• [What you will do] Your job is to copy the data that follows exactly, every line included.

#### Information shown

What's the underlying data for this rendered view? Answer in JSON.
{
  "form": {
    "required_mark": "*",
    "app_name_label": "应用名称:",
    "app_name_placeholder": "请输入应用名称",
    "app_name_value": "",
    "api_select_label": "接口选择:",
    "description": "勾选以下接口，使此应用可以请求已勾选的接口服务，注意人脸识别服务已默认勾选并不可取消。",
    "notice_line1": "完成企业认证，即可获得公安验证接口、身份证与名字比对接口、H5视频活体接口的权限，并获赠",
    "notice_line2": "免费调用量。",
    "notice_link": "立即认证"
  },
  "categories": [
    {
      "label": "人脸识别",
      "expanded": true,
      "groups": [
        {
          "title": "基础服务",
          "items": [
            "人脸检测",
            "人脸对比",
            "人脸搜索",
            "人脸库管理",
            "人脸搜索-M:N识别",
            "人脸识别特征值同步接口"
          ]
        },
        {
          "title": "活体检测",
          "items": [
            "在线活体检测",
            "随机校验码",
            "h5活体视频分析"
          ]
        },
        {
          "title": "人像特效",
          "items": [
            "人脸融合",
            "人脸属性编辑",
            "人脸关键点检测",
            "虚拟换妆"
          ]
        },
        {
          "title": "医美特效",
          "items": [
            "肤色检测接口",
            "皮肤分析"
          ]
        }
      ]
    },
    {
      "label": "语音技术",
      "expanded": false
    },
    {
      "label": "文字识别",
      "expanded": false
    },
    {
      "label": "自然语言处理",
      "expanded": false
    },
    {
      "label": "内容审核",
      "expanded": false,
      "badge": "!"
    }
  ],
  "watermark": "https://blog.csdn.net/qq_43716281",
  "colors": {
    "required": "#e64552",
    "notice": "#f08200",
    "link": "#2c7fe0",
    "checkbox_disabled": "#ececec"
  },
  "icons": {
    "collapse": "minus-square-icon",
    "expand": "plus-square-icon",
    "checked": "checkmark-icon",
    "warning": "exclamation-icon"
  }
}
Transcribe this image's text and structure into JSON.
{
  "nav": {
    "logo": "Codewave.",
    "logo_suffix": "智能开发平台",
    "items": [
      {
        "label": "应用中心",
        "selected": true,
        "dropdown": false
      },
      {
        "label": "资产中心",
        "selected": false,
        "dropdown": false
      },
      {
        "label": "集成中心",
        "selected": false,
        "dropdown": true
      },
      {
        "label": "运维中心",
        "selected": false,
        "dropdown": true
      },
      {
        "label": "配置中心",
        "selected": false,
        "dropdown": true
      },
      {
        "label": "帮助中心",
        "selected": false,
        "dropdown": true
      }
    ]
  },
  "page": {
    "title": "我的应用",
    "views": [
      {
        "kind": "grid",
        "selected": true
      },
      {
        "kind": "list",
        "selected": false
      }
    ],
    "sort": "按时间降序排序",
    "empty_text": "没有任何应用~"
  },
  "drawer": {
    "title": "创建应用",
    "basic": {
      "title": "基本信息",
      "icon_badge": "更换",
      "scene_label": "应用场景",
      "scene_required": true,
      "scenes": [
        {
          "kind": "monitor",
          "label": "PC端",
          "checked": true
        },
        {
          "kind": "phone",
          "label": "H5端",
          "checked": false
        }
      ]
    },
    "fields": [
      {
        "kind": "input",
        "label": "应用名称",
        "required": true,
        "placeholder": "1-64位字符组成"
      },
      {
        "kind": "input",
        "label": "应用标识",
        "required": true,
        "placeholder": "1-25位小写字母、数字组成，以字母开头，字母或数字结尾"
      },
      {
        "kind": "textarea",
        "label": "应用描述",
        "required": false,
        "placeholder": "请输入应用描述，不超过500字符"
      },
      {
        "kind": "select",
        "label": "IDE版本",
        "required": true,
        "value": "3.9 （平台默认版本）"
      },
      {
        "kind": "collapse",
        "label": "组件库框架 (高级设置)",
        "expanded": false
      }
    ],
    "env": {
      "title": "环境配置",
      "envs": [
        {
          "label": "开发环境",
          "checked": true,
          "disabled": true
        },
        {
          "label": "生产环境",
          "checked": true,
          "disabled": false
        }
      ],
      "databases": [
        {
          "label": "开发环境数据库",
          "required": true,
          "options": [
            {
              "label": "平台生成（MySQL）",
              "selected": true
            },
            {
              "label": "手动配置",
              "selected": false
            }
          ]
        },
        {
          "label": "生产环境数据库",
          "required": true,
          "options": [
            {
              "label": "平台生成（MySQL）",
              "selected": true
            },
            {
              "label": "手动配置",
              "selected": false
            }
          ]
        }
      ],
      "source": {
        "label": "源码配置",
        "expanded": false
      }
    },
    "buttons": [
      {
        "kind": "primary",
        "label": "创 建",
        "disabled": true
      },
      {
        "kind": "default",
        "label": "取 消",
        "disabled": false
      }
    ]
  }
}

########

• [Response]
What's the underlying data for this rendered view? Answer in JSON.
{
  "form": {
    "required_mark": "*",
    "app_name_label": "应用名称:",
    "app_name_placeholder": "请输入应用名称",
    "app_name_value": "",
    "api_select_label": "接口选择:",
    "description": "勾选以下接口，使此应用可以请求已勾选的接口服务，注意人脸识别服务已默认勾选并不可取消。",
    "notice_line1": "完成企业认证，即可获得公安验证接口、身份证与名字比对接口、H5视频活体接口的权限，并获赠",
    "notice_line2": "免费调用量。",
    "notice_link": "立即认证"
  },
  "categories": [
    {
      "label": "人脸识别",
      "expanded": true,
      "groups": [
        {
          "title": "基础服务",
          "items": [
            "人脸检测",
            "人脸对比",
            "人脸搜索",
            "人脸库管理",
            "人脸搜索-M:N识别",
            "人脸识别特征值同步接口"
          ]
        },
        {
          "title": "活体检测",
          "items": [
            "在线活体检测",
            "随机校验码",
            "h5活体视频分析"
          ]
        },
        {
          "title": "人像特效",
          "items": [
            "人脸融合",
            "人脸属性编辑",
            "人脸关键点检测",
            "虚拟换妆"
          ]
        },
        {
          "title": "医美特效",
          "items": [
            "肤色检测接口",
            "皮肤分析"
          ]
        }
      ]
    },
    {
      "label": "语音技术",
      "expanded": false
    },
    {
      "label": "文字识别",
      "expanded": false
    },
    {
      "label": "自然语言处理",
      "expanded": false
    },
    {
      "label": "内容审核",
      "expanded": false,
      "badge": "!"
    }
  ],
  "watermark": "https://blog.csdn.net/qq_43716281",
  "colors": {
    "required": "#e64552",
    "notice": "#f08200",
    "link": "#2c7fe0",
    "checkbox_disabled": "#ececec"
  },
  "icons": {
    "collapse": "minus-square-icon",
    "expand": "plus-square-icon",
    "checked": "checkmark-icon",
    "warning": "exclamation-icon"
  }
}
Transcribe this image's text and structure into JSON.
{
  "nav": {
    "logo": "Codewave.",
    "logo_suffix": "智能开发平台",
    "items": [
      {
        "label": "应用中心",
        "selected": true,
        "dropdown": false
      },
      {
        "label": "资产中心",
        "selected": false,
        "dropdown": false
      },
      {
        "label": "集成中心",
        "selected": false,
        "dropdown": true
      },
      {
        "label": "运维中心",
        "selected": false,
        "dropdown": true
      },
      {
        "label": "配置中心",
        "selected": false,
        "dropdown": true
      },
      {
        "label": "帮助中心",
        "selected": false,
        "dropdown": true
      }
    ]
  },
  "page": {
    "title": "我的应用",
    "views": [
      {
        "kind": "grid",
        "selected": true
      },
      {
        "kind": "list",
        "selected": false
      }
    ],
    "sort": "按时间降序排序",
    "empty_text": "没有任何应用~"
  },
  "drawer": {
    "title": "创建应用",
    "basic": {
      "title": "基本信息",
      "icon_badge": "更换",
      "scene_label": "应用场景",
      "scene_required": true,
      "scenes": [
        {
          "kind": "monitor",
          "label": "PC端",
          "checked": true
        },
        {
          "kind": "phone",
          "label": "H5端",
          "checked": false
        }
      ]
    },
    "fields": [
      {
        "kind": "input",
        "label": "应用名称",
        "required": true,
        "placeholder": "1-64位字符组成"
      },
      {
        "kind": "input",
        "label": "应用标识",
        "required": true,
        "placeholder": "1-25位小写字母、数字组成，以字母开头，字母或数字结尾"
      },
      {
        "kind": "textarea",
        "label": "应用描述",
        "required": false,
        "placeholder": "请输入应用描述，不超过500字符"
      },
      {
        "kind": "select",
        "label": "IDE版本",
        "required": true,
        "value": "3.9 （平台默认版本）"
      },
      {
        "kind": "collapse",
        "label": "组件库框架 (高级设置)",
        "expanded": false
      }
    ],
    "env": {
      "title": "环境配置",
      "envs": [
        {
          "label": "开发环境",
          "checked": true,
          "disabled": true
        },
        {
          "label": "生产环境",
          "checked": true,
          "disabled": false
        }
      ],
      "databases": [
        {
          "label": "开发环境数据库",
          "required": true,
          "options": [
            {
              "label": "平台生成（MySQL）",
              "selected": true
            },
            {
              "label": "手动配置",
              "selected": false
            }
          ]
        },
        {
          "label": "生产环境数据库",
          "required": true,
          "options": [
            {
              "label": "平台生成（MySQL）",
              "selected": true
            },
            {
              "label": "手动配置",
              "selected": false
            }
          ]
        }
      ],
      "source": {
        "label": "源码配置",
        "expanded": false
      }
    },
    "buttons": [
      {
        "kind": "primary",
        "label": "创 建",
        "disabled": true
      },
      {
        "kind": "default",
        "label": "取 消",
        "disabled": false
      }
    ]
  }
}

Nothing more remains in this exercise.